(Action item): Where the records hold the string "value", show the whole line it sits on.
====================
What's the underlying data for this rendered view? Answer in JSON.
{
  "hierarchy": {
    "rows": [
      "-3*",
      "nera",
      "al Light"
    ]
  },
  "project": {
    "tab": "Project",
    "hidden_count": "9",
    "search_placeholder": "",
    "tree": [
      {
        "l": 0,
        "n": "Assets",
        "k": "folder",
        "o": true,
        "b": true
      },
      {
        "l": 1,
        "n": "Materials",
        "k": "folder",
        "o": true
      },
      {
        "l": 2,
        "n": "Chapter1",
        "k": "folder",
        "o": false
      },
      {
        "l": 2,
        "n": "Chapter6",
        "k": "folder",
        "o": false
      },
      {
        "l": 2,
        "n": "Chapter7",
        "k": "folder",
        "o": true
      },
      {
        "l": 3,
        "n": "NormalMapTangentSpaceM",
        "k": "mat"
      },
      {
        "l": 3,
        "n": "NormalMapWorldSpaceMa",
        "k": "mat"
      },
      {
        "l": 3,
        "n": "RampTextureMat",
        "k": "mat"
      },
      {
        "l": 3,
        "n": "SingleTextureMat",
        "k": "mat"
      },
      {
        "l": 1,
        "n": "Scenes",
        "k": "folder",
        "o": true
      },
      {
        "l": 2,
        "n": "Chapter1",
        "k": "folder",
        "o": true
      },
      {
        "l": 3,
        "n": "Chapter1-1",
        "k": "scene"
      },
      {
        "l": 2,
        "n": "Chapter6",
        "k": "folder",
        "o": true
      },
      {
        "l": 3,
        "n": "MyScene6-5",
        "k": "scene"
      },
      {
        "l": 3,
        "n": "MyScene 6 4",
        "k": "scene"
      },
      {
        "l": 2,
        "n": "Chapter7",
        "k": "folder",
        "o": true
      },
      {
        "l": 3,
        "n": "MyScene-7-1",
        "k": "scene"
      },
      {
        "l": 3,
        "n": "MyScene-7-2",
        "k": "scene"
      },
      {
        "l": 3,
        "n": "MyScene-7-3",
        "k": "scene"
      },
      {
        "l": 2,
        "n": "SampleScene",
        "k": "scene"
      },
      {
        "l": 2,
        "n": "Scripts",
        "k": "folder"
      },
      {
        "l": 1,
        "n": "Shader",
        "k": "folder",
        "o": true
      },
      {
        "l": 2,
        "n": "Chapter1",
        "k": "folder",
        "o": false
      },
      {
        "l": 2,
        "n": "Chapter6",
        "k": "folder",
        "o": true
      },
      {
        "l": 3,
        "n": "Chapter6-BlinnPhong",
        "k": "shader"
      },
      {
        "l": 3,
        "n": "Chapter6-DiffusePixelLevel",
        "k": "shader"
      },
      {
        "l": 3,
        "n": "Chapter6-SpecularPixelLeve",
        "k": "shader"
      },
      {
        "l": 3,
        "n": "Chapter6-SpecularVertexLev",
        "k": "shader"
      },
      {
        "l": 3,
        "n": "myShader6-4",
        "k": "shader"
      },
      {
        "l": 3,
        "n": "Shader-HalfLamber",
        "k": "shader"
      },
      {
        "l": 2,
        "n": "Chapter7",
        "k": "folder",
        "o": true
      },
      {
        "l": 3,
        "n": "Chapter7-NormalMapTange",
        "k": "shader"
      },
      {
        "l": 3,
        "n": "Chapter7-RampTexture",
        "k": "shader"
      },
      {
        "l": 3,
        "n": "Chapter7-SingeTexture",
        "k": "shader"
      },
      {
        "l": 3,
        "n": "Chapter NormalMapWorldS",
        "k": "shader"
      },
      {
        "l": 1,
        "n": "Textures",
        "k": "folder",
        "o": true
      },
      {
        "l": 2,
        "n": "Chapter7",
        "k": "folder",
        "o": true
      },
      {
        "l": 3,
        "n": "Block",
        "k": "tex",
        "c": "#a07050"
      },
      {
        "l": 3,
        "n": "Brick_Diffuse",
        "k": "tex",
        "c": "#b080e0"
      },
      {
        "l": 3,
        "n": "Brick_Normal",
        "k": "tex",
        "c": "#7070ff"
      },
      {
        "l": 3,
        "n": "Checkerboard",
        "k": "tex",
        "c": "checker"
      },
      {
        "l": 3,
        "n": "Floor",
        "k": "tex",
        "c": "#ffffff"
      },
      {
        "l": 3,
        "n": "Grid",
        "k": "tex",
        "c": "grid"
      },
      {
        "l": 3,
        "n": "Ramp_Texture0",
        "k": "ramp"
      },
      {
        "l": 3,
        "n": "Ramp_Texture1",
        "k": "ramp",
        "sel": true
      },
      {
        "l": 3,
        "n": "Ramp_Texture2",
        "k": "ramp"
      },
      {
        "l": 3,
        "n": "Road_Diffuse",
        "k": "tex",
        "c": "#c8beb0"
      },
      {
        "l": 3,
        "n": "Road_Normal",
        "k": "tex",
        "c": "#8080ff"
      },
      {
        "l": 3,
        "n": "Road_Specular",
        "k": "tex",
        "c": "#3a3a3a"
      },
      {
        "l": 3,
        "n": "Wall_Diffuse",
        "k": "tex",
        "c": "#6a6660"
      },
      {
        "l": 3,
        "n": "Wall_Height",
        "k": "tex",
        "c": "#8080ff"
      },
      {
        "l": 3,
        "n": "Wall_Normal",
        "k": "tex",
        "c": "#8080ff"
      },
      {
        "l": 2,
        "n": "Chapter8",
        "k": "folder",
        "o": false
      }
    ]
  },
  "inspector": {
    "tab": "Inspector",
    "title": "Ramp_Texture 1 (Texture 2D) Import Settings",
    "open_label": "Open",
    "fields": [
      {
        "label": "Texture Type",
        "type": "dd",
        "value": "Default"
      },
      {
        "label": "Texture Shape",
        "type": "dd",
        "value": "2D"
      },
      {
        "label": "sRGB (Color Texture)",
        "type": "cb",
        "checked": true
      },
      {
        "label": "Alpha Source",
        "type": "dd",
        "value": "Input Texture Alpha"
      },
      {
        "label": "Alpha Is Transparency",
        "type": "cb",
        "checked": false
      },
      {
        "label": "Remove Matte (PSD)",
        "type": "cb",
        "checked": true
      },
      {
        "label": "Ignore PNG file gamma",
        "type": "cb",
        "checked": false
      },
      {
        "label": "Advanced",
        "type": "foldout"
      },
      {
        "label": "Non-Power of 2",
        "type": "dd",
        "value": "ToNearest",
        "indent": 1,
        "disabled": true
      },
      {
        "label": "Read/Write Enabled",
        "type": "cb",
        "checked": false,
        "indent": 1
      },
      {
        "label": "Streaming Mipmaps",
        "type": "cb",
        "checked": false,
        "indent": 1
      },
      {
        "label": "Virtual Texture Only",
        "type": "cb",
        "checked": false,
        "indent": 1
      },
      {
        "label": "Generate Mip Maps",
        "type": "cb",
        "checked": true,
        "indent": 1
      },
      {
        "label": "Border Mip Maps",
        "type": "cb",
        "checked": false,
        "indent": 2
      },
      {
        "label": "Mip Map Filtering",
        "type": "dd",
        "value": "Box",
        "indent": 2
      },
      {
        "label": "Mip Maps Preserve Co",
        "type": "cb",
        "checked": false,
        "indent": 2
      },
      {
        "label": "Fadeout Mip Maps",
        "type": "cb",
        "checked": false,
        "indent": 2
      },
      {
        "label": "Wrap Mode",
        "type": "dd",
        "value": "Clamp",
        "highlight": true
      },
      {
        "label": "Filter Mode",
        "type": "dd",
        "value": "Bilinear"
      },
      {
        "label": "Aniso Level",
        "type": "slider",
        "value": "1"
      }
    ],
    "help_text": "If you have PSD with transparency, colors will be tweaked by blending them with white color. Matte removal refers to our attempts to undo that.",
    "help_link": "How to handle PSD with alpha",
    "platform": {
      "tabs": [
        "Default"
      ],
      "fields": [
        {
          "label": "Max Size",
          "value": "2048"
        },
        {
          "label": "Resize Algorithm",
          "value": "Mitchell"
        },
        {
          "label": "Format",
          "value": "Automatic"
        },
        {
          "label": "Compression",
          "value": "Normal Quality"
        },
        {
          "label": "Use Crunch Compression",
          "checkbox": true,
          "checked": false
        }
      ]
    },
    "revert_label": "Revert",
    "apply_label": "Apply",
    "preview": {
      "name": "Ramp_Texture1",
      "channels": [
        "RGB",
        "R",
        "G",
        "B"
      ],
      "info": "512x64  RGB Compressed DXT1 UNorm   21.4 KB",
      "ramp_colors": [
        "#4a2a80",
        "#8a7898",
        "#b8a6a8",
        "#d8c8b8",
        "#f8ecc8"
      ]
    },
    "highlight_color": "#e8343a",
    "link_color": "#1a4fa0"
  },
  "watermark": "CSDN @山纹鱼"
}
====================
(Answer space):
        "value": "Default"
        "value": "2D"
        "value": "Input Texture Alpha"
        "value": "ToNearest",
        "value": "Box",
        "value": "Clamp",
        "value": "Bilinear"
        "value": "1"
          "value": "2048"
          "value": "Mitchell"
          "value": "Automatic"
          "value": "Normal Quality"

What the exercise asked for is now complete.